My only complain has to do with regions. AWS servers are located in regions, based on their datacenters, and essentially you can only have one server running in the free tier (yes, technically it’s by usage hours and storage etc., but it’s calculated based on one server month). In the online management portal, you can only see one region at a time. SO, when I spun up a server in one region, then shifted to another a few weeks later, I forgot I already had one going. I couldn’t see it anywhere – there’s no true MASTER view, only a master view PER REGION. This means that when I surpassed my free tier usage, I couldn’t figure out how to stop accumulating charges hourly. Finally I figured it out, but it would be SO helpful if they had a master view. For what it’s worth, they comped me a month’s worth of usage.


S3 is the storage you get. The free tiers gives you 30gb – not bad at all. That’s persistent storage, so just in case my server goes out, I store important stuf here. I also symlink stuff that needs to stay in a certain place on the server, so I can spin up & down without a problem. I just load the persistent storage virtual HDD, and symlink back over.

Elastic IP’s

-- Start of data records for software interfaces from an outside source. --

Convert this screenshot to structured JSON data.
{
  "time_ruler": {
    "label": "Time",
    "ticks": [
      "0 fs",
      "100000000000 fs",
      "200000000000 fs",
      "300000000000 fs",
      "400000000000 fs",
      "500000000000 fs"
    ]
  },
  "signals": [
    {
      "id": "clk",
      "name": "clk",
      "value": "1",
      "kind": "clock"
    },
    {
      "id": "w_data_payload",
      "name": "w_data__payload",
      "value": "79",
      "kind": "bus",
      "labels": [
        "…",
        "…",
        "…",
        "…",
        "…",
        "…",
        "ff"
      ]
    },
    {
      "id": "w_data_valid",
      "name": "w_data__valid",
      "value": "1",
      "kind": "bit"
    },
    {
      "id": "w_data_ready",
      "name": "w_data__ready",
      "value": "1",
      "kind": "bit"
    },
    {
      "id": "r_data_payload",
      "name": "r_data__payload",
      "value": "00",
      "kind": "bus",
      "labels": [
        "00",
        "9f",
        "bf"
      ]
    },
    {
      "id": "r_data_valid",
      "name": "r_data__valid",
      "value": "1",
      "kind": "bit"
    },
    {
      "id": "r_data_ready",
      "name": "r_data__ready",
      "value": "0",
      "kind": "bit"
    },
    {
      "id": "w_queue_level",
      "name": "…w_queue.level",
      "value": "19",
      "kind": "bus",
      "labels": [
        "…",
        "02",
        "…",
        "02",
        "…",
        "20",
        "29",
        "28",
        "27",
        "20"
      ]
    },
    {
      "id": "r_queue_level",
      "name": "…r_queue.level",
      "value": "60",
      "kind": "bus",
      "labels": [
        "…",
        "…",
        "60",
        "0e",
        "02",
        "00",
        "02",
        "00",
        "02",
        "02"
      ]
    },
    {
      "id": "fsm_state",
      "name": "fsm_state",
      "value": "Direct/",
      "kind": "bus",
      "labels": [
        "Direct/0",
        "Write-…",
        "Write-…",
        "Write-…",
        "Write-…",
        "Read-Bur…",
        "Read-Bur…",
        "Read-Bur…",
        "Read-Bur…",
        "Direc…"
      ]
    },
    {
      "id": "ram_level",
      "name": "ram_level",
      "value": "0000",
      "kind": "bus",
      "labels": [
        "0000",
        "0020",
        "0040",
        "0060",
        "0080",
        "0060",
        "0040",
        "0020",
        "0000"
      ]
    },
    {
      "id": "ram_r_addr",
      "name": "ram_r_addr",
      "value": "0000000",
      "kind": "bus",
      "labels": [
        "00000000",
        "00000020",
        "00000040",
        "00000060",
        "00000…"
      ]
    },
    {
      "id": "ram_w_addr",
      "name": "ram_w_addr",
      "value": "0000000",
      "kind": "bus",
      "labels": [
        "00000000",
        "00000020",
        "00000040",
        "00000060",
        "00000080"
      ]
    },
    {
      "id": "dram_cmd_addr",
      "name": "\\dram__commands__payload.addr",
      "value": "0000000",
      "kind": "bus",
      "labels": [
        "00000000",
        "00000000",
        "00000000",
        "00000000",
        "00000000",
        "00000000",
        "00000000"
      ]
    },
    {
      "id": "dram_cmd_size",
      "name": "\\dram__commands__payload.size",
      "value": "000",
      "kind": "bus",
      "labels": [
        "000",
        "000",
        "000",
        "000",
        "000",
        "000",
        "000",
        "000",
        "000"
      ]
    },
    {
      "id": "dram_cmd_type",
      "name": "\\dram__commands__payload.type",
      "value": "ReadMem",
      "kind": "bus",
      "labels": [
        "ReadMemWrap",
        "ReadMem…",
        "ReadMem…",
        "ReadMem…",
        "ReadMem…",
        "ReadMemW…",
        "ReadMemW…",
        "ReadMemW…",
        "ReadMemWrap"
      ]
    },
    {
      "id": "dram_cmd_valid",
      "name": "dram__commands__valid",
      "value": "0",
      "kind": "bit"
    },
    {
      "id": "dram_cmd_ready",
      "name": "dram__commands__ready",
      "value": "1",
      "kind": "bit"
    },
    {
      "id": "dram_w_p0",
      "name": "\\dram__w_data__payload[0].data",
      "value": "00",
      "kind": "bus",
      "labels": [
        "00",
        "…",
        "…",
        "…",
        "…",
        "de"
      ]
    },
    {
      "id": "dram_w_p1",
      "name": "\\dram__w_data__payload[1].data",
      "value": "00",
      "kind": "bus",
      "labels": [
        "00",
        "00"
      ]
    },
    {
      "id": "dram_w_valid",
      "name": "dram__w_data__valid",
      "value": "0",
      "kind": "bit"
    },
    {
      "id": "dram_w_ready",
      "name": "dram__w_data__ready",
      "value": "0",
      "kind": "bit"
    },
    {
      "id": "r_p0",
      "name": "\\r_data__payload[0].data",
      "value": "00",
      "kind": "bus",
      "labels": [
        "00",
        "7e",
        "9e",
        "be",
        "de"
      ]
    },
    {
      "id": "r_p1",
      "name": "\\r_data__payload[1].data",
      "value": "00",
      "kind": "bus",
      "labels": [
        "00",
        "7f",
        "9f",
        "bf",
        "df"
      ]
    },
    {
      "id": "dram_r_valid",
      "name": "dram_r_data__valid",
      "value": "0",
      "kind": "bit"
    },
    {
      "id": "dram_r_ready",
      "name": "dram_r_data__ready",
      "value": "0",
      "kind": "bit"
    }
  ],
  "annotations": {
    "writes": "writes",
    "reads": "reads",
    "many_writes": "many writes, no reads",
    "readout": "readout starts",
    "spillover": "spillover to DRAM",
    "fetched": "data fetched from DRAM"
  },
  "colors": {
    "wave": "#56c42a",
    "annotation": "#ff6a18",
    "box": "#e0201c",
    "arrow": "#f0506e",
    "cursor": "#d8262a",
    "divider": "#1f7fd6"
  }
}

Elastic IPs are GREAT, and the free tier lets you have one. Basically, the real IP address (and also the URL) of a server is created when the EC2 instance if created. SO if you terminate one, and start another, the IP address changes. This is not good for keeping the DNS update. With elastic IPs, you have one that’s permanent and assigned to you, and you point it at the server you want. SO the DNS has your permanent elastic IP, and you control what server that elastic IP points to.


Haven’t had any luck getting a SMTP server set up. I’m not sure if it has to do with Amazon’s anti-spam measures (a free server could get bad), but when I have time I’m going to spin up a new instance and see what happens. I applied to Amazon for them to relax restrictions re: mail, but I’m not sure if that applies to this server, or future ones, or even if that’s EC2 related at all (they do offer mass emailing services for money)

All-in-all, I’ve been very happy with Amazon Web Services. My only real complaint is the lack of a global overview in EC2.